Required work - Could the data below please be reproduced word for word, without the pictures?

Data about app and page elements
▶
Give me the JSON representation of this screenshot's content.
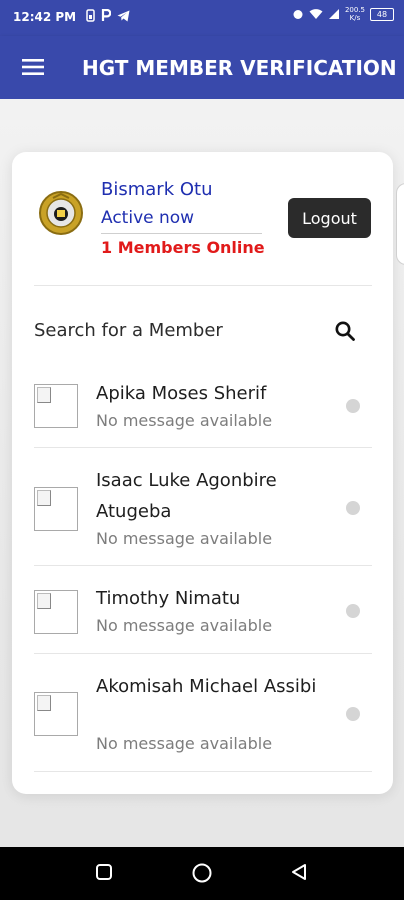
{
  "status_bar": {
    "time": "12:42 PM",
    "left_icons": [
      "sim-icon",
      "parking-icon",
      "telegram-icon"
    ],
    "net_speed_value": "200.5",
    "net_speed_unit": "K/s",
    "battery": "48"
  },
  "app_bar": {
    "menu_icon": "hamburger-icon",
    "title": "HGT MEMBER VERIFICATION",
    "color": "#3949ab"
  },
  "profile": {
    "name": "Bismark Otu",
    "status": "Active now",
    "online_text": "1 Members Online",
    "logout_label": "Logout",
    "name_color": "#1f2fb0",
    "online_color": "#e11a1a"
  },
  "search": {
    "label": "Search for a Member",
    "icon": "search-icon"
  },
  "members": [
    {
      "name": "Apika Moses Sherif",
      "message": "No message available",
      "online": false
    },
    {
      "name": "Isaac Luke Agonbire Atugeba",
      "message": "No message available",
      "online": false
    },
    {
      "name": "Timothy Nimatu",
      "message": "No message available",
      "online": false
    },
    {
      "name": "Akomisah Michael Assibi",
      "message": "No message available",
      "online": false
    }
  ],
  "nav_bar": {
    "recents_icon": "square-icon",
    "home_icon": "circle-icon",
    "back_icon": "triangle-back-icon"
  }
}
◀
The completed task -
Give me the JSON representation of this screenshot's content.
{
  "status_bar": {
    "time": "12:42 PM",
    "left_icons": [
      "sim-icon",
      "parking-icon",
      "telegram-icon"
    ],
    "net_speed_value": "200.5",
    "net_speed_unit": "K/s",
    "battery": "48"
  },
  "app_bar": {
    "menu_icon": "hamburger-icon",
    "title": "HGT MEMBER VERIFICATION",
    "color": "#3949ab"
  },
  "profile": {
    "name": "Bismark Otu",
    "status": "Active now",
    "online_text": "1 Members Online",
    "logout_label": "Logout",
    "name_color": "#1f2fb0",
    "online_color": "#e11a1a"
  },
  "search": {
    "label": "Search for a Member",
    "icon": "search-icon"
  },
  "members": [
    {
      "name": "Apika Moses Sherif",
      "message": "No message available",
      "online": false
    },
    {
      "name": "Isaac Luke Agonbire Atugeba",
      "message": "No message available",
      "online": false
    },
    {
      "name": "Timothy Nimatu",
      "message": "No message available",
      "online": false
    },
    {
      "name": "Akomisah Michael Assibi",
      "message": "No message available",
      "online": false
    }
  ],
  "nav_bar": {
    "recents_icon": "square-icon",
    "home_icon": "circle-icon",
    "back_icon": "triangle-back-icon"
  }
}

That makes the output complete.